-------- Information given

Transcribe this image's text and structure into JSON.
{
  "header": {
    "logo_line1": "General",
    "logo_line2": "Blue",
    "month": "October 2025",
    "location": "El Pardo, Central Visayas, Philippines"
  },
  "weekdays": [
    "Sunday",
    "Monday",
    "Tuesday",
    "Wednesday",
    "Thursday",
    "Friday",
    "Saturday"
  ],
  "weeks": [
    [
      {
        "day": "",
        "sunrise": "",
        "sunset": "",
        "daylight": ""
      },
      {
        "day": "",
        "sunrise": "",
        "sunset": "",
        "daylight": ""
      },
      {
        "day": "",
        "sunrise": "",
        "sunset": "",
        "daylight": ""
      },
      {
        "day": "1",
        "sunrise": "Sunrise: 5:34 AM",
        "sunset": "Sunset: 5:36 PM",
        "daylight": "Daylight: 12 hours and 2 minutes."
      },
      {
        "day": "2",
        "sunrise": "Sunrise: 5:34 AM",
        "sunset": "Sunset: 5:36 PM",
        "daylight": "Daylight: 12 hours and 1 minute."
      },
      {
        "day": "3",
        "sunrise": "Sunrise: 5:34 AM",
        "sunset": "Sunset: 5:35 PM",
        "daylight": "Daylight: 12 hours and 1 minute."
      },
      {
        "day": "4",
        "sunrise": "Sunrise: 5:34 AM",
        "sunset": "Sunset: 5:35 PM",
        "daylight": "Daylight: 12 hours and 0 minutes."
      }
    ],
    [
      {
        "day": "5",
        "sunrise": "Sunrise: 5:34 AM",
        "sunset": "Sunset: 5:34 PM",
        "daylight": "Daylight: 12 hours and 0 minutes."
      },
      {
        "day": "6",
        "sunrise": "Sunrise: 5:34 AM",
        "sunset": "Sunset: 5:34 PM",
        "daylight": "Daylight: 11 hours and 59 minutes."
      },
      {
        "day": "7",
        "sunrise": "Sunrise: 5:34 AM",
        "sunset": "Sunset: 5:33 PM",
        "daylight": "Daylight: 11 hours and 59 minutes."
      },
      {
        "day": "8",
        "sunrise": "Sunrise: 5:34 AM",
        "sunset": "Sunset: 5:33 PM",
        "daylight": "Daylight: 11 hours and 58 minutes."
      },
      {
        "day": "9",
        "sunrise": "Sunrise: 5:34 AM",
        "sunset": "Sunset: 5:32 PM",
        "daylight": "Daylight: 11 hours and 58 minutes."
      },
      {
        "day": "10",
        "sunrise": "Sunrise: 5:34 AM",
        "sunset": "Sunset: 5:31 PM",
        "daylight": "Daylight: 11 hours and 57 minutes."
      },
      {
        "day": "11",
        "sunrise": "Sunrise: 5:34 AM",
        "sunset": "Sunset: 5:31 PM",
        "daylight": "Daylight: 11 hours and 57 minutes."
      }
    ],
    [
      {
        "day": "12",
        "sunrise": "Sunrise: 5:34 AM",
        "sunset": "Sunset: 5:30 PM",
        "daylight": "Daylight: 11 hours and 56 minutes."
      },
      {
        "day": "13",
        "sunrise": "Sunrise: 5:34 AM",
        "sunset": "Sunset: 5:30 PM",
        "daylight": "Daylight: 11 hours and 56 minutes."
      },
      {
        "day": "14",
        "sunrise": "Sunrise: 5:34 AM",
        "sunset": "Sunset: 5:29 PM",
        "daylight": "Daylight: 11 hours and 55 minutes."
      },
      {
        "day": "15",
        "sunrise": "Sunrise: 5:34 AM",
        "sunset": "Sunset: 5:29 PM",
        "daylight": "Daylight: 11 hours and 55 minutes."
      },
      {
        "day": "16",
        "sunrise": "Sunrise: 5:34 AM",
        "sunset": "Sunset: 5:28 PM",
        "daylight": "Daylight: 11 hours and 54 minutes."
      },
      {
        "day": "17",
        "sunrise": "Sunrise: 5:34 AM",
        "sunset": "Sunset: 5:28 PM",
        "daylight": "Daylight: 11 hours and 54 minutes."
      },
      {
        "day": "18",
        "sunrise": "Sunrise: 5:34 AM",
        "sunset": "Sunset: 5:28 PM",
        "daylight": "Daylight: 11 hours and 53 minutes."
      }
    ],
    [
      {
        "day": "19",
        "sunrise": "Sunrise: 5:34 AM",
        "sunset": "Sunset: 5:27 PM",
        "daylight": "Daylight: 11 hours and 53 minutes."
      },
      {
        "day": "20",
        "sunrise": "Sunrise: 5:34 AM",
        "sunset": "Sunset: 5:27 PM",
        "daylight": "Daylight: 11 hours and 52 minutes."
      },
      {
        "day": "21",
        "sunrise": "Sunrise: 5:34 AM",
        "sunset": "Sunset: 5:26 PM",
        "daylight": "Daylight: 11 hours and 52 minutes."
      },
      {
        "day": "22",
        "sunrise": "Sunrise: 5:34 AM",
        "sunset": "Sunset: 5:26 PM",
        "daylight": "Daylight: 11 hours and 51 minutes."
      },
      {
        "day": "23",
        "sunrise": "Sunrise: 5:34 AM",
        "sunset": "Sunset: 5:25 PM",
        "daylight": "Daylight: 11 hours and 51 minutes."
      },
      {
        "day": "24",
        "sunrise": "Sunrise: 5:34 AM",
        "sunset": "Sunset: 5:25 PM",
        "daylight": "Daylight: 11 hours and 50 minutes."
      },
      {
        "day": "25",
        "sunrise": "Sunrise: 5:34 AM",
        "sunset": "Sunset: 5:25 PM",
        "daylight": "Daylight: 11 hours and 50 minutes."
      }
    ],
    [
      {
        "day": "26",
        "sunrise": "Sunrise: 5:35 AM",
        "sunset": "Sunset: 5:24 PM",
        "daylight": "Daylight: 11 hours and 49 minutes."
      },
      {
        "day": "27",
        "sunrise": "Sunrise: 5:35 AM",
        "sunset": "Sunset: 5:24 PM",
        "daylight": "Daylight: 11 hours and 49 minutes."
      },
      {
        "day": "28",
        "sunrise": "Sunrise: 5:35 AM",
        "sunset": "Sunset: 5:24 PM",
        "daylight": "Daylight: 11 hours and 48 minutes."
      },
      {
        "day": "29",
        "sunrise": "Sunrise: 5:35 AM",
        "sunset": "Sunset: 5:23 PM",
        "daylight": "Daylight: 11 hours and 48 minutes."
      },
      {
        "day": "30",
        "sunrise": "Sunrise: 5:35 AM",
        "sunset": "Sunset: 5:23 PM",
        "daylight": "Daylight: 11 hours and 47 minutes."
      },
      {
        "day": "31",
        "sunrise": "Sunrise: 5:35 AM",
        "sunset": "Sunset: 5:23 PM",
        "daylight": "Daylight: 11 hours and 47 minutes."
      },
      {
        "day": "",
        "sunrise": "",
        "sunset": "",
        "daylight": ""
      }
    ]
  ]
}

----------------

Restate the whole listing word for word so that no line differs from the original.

> _Answer_:
Transcribe this image's text and structure into JSON.
{
  "header": {
    "logo_line1": "General",
    "logo_line2": "Blue",
    "month": "October 2025",
    "location": "El Pardo, Central Visayas, Philippines"
  },
  "weekdays": [
    "Sunday",
    "Monday",
    "Tuesday",
    "Wednesday",
    "Thursday",
    "Friday",
    "Saturday"
  ],
  "weeks": [
    [
      {
        "day": "",
        "sunrise": "",
        "sunset": "",
        "daylight": ""
      },
      {
        "day": "",
        "sunrise": "",
        "sunset": "",
        "daylight": ""
      },
      {
        "day": "",
        "sunrise": "",
        "sunset": "",
        "daylight": ""
      },
      {
        "day": "1",
        "sunrise": "Sunrise: 5:34 AM",
        "sunset": "Sunset: 5:36 PM",
        "daylight": "Daylight: 12 hours and 2 minutes."
      },
      {
        "day": "2",
        "sunrise": "Sunrise: 5:34 AM",
        "sunset": "Sunset: 5:36 PM",
        "daylight": "Daylight: 12 hours and 1 minute."
      },
      {
        "day": "3",
        "sunrise": "Sunrise: 5:34 AM",
        "sunset": "Sunset: 5:35 PM",
        "daylight": "Daylight: 12 hours and 1 minute."
      },
      {
        "day": "4",
        "sunrise": "Sunrise: 5:34 AM",
        "sunset": "Sunset: 5:35 PM",
        "daylight": "Daylight: 12 hours and 0 minutes."
      }
    ],
    [
      {
        "day": "5",
        "sunrise": "Sunrise: 5:34 AM",
        "sunset": "Sunset: 5:34 PM",
        "daylight": "Daylight: 12 hours and 0 minutes."
      },
      {
        "day": "6",
        "sunrise": "Sunrise: 5:34 AM",
        "sunset": "Sunset: 5:34 PM",
        "daylight": "Daylight: 11 hours and 59 minutes."
      },
      {
        "day": "7",
        "sunrise": "Sunrise: 5:34 AM",
        "sunset": "Sunset: 5:33 PM",
        "daylight": "Daylight: 11 hours and 59 minutes."
      },
      {
        "day": "8",
        "sunrise": "Sunrise: 5:34 AM",
        "sunset": "Sunset: 5:33 PM",
        "daylight": "Daylight: 11 hours and 58 minutes."
      },
      {
        "day": "9",
        "sunrise": "Sunrise: 5:34 AM",
        "sunset": "Sunset: 5:32 PM",
        "daylight": "Daylight: 11 hours and 58 minutes."
      },
      {
        "day": "10",
        "sunrise": "Sunrise: 5:34 AM",
        "sunset": "Sunset: 5:31 PM",
        "daylight": "Daylight: 11 hours and 57 minutes."
      },
      {
        "day": "11",
        "sunrise": "Sunrise: 5:34 AM",
        "sunset": "Sunset: 5:31 PM",
        "daylight": "Daylight: 11 hours and 57 minutes."
      }
    ],
    [
      {
        "day": "12",
        "sunrise": "Sunrise: 5:34 AM",
        "sunset": "Sunset: 5:30 PM",
        "daylight": "Daylight: 11 hours and 56 minutes."
      },
      {
        "day": "13",
        "sunrise": "Sunrise: 5:34 AM",
        "sunset": "Sunset: 5:30 PM",
        "daylight": "Daylight: 11 hours and 56 minutes."
      },
      {
        "day": "14",
        "sunrise": "Sunrise: 5:34 AM",
        "sunset": "Sunset: 5:29 PM",
        "daylight": "Daylight: 11 hours and 55 minutes."
      },
      {
        "day": "15",
        "sunrise": "Sunrise: 5:34 AM",
        "sunset": "Sunset: 5:29 PM",
        "daylight": "Daylight: 11 hours and 55 minutes."
      },
      {
        "day": "16",
        "sunrise": "Sunrise: 5:34 AM",
        "sunset": "Sunset: 5:28 PM",
        "daylight": "Daylight: 11 hours and 54 minutes."
      },
      {
        "day": "17",
        "sunrise": "Sunrise: 5:34 AM",
        "sunset": "Sunset: 5:28 PM",
        "daylight": "Daylight: 11 hours and 54 minutes."
      },
      {
        "day": "18",
        "sunrise": "Sunrise: 5:34 AM",
        "sunset": "Sunset: 5:28 PM",
        "daylight": "Daylight: 11 hours and 53 minutes."
      }
    ],
    [
      {
        "day": "19",
        "sunrise": "Sunrise: 5:34 AM",
        "sunset": "Sunset: 5:27 PM",
        "daylight": "Daylight: 11 hours and 53 minutes."
      },
      {
        "day": "20",
        "sunrise": "Sunrise: 5:34 AM",
        "sunset": "Sunset: 5:27 PM",
        "daylight": "Daylight: 11 hours and 52 minutes."
      },
      {
        "day": "21",
        "sunrise": "Sunrise: 5:34 AM",
        "sunset": "Sunset: 5:26 PM",
        "daylight": "Daylight: 11 hours and 52 minutes."
      },
      {
        "day": "22",
        "sunrise": "Sunrise: 5:34 AM",
        "sunset": "Sunset: 5:26 PM",
        "daylight": "Daylight: 11 hours and 51 minutes."
      },
      {
        "day": "23",
        "sunrise": "Sunrise: 5:34 AM",
        "sunset": "Sunset: 5:25 PM",
        "daylight": "Daylight: 11 hours and 51 minutes."
      },
      {
        "day": "24",
        "sunrise": "Sunrise: 5:34 AM",
        "sunset": "Sunset: 5:25 PM",
        "daylight": "Daylight: 11 hours and 50 minutes."
      },
      {
        "day": "25",
        "sunrise": "Sunrise: 5:34 AM",
        "sunset": "Sunset: 5:25 PM",
        "daylight": "Daylight: 11 hours and 50 minutes."
      }
    ],
    [
      {
        "day": "26",
        "sunrise": "Sunrise: 5:35 AM",
        "sunset": "Sunset: 5:24 PM",
        "daylight": "Daylight: 11 hours and 49 minutes."
      },
      {
        "day": "27",
        "sunrise": "Sunrise: 5:35 AM",
        "sunset": "Sunset: 5:24 PM",
        "daylight": "Daylight: 11 hours and 49 minutes."
      },
      {
        "day": "28",
        "sunrise": "Sunrise: 5:35 AM",
        "sunset": "Sunset: 5:24 PM",
        "daylight": "Daylight: 11 hours and 48 minutes."
      },
      {
        "day": "29",
        "sunrise": "Sunrise: 5:35 AM",
        "sunset": "Sunset: 5:23 PM",
        "daylight": "Daylight: 11 hours and 48 minutes."
      },
      {
        "day": "30",
        "sunrise": "Sunrise: 5:35 AM",
        "sunset": "Sunset: 5:23 PM",
        "daylight": "Daylight: 11 hours and 47 minutes."
      },
      {
        "day": "31",
        "sunrise": "Sunrise: 5:35 AM",
        "sunset": "Sunset: 5:23 PM",
        "daylight": "Daylight: 11 hours and 47 minutes."
      },
      {
        "day": "",
        "sunrise": "",
        "sunset": "",
        "daylight": ""
      }
    ]
  ]
}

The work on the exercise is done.